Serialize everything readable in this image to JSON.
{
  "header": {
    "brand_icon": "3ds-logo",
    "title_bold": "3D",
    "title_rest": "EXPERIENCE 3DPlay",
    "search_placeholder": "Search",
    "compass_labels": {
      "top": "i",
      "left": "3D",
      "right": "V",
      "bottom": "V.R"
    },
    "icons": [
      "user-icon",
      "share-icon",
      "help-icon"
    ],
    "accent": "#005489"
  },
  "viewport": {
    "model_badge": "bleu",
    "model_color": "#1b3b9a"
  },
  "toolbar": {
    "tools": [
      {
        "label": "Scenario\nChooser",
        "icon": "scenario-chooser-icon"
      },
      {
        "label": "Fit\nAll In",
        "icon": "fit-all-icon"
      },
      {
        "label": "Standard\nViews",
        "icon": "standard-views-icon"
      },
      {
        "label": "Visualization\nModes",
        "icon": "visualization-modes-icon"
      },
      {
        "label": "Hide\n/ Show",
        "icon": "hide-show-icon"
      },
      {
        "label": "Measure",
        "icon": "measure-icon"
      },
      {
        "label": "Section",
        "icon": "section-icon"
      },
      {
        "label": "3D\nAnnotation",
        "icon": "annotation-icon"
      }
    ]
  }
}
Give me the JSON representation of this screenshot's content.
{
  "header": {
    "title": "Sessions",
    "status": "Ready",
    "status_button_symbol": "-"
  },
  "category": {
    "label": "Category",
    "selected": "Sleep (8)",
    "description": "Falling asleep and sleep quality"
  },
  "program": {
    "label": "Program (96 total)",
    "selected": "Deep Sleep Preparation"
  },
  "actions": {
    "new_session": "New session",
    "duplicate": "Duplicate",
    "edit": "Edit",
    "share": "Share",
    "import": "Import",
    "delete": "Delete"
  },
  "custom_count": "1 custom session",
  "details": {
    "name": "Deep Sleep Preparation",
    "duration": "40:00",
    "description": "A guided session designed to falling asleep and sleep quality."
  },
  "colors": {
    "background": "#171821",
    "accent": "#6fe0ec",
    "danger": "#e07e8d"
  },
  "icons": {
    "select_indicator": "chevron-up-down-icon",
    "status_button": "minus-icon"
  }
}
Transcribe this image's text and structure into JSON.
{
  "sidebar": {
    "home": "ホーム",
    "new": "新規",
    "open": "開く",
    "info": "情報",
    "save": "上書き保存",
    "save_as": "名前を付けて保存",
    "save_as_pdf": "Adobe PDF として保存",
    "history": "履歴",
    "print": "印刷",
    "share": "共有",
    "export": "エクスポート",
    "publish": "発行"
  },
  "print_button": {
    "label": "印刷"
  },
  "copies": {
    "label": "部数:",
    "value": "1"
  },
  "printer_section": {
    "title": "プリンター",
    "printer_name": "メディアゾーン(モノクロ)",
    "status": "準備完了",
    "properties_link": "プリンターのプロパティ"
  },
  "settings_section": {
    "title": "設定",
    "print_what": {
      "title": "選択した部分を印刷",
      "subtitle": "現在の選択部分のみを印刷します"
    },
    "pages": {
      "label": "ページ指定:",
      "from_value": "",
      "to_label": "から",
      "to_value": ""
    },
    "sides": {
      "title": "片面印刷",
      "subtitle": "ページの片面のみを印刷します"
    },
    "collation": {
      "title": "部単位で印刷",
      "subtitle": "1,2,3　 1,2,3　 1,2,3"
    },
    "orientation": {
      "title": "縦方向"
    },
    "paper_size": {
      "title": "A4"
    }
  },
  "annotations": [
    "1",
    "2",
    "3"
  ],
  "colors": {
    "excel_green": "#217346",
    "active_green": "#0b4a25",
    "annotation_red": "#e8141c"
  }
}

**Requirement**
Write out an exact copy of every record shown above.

**Response below**
Serialize everything readable in this image to JSON.
{
  "header": {
    "brand_icon": "3ds-logo",
    "title_bold": "3D",
    "title_rest": "EXPERIENCE 3DPlay",
    "search_placeholder": "Search",
    "compass_labels": {
      "top": "i",
      "left": "3D",
      "right": "V",
      "bottom": "V.R"
    },
    "icons": [
      "user-icon",
      "share-icon",
      "help-icon"
    ],
    "accent": "#005489"
  },
  "viewport": {
    "model_badge": "bleu",
    "model_color": "#1b3b9a"
  },
  "toolbar": {
    "tools": [
      {
        "label": "Scenario\nChooser",
        "icon": "scenario-chooser-icon"
      },
      {
        "label": "Fit\nAll In",
        "icon": "fit-all-icon"
      },
      {
        "label": "Standard\nViews",
        "icon": "standard-views-icon"
      },
      {
        "label": "Visualization\nModes",
        "icon": "visualization-modes-icon"
      },
      {
        "label": "Hide\n/ Show",
        "icon": "hide-show-icon"
      },
      {
        "label": "Measure",
        "icon": "measure-icon"
      },
      {
        "label": "Section",
        "icon": "section-icon"
      },
      {
        "label": "3D\nAnnotation",
        "icon": "annotation-icon"
      }
    ]
  }
}
Give me the JSON representation of this screenshot's content.
{
  "header": {
    "title": "Sessions",
    "status": "Ready",
    "status_button_symbol": "-"
  },
  "category": {
    "label": "Category",
    "selected": "Sleep (8)",
    "description": "Falling asleep and sleep quality"
  },
  "program": {
    "label": "Program (96 total)",
    "selected": "Deep Sleep Preparation"
  },
  "actions": {
    "new_session": "New session",
    "duplicate": "Duplicate",
    "edit": "Edit",
    "share": "Share",
    "import": "Import",
    "delete": "Delete"
  },
  "custom_count": "1 custom session",
  "details": {
    "name": "Deep Sleep Preparation",
    "duration": "40:00",
    "description": "A guided session designed to falling asleep and sleep quality."
  },
  "colors": {
    "background": "#171821",
    "accent": "#6fe0ec",
    "danger": "#e07e8d"
  },
  "icons": {
    "select_indicator": "chevron-up-down-icon",
    "status_button": "minus-icon"
  }
}
Transcribe this image's text and structure into JSON.
{
  "sidebar": {
    "home": "ホーム",
    "new": "新規",
    "open": "開く",
    "info": "情報",
    "save": "上書き保存",
    "save_as": "名前を付けて保存",
    "save_as_pdf": "Adobe PDF として保存",
    "history": "履歴",
    "print": "印刷",
    "share": "共有",
    "export": "エクスポート",
    "publish": "発行"
  },
  "print_button": {
    "label": "印刷"
  },
  "copies": {
    "label": "部数:",
    "value": "1"
  },
  "printer_section": {
    "title": "プリンター",
    "printer_name": "メディアゾーン(モノクロ)",
    "status": "準備完了",
    "properties_link": "プリンターのプロパティ"
  },
  "settings_section": {
    "title": "設定",
    "print_what": {
      "title": "選択した部分を印刷",
      "subtitle": "現在の選択部分のみを印刷します"
    },
    "pages": {
      "label": "ページ指定:",
      "from_value": "",
      "to_label": "から",
      "to_value": ""
    },
    "sides": {
      "title": "片面印刷",
      "subtitle": "ページの片面のみを印刷します"
    },
    "collation": {
      "title": "部単位で印刷",
      "subtitle": "1,2,3　 1,2,3　 1,2,3"
    },
    "orientation": {
      "title": "縦方向"
    },
    "paper_size": {
      "title": "A4"
    }
  },
  "annotations": [
    "1",
    "2",
    "3"
  ],
  "colors": {
    "excel_green": "#217346",
    "active_green": "#0b4a25",
    "annotation_red": "#e8141c"
  }
}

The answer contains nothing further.